- _EXERCISE DIRECTIONS_
From top to bottom, reproduce the listing without a single change.
++++ MATERIAL TO PROCESS ++++
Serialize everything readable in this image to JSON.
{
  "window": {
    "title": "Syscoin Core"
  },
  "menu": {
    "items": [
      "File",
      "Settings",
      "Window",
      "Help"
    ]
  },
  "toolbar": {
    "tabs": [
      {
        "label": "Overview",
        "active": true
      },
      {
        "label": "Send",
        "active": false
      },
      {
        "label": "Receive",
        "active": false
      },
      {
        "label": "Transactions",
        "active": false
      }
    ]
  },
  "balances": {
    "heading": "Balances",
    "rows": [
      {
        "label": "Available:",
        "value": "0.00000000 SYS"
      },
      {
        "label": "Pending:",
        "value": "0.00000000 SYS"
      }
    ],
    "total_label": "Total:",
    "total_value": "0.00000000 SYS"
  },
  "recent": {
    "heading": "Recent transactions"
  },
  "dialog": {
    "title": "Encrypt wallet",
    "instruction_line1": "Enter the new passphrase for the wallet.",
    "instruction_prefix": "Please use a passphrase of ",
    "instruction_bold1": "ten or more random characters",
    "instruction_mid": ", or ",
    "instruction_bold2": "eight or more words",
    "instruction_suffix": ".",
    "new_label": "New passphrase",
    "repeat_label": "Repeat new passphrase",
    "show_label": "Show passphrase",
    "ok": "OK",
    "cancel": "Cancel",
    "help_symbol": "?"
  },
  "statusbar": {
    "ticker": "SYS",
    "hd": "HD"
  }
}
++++
- _FINISHED EXERCISE_
Serialize everything readable in this image to JSON.
{
  "window": {
    "title": "Syscoin Core"
  },
  "menu": {
    "items": [
      "File",
      "Settings",
      "Window",
      "Help"
    ]
  },
  "toolbar": {
    "tabs": [
      {
        "label": "Overview",
        "active": true
      },
      {
        "label": "Send",
        "active": false
      },
      {
        "label": "Receive",
        "active": false
      },
      {
        "label": "Transactions",
        "active": false
      }
    ]
  },
  "balances": {
    "heading": "Balances",
    "rows": [
      {
        "label": "Available:",
        "value": "0.00000000 SYS"
      },
      {
        "label": "Pending:",
        "value": "0.00000000 SYS"
      }
    ],
    "total_label": "Total:",
    "total_value": "0.00000000 SYS"
  },
  "recent": {
    "heading": "Recent transactions"
  },
  "dialog": {
    "title": "Encrypt wallet",
    "instruction_line1": "Enter the new passphrase for the wallet.",
    "instruction_prefix": "Please use a passphrase of ",
    "instruction_bold1": "ten or more random characters",
    "instruction_mid": ", or ",
    "instruction_bold2": "eight or more words",
    "instruction_suffix": ".",
    "new_label": "New passphrase",
    "repeat_label": "Repeat new passphrase",
    "show_label": "Show passphrase",
    "ok": "OK",
    "cancel": "Cancel",
    "help_symbol": "?"
  },
  "statusbar": {
    "ticker": "SYS",
    "hd": "HD"
  }
}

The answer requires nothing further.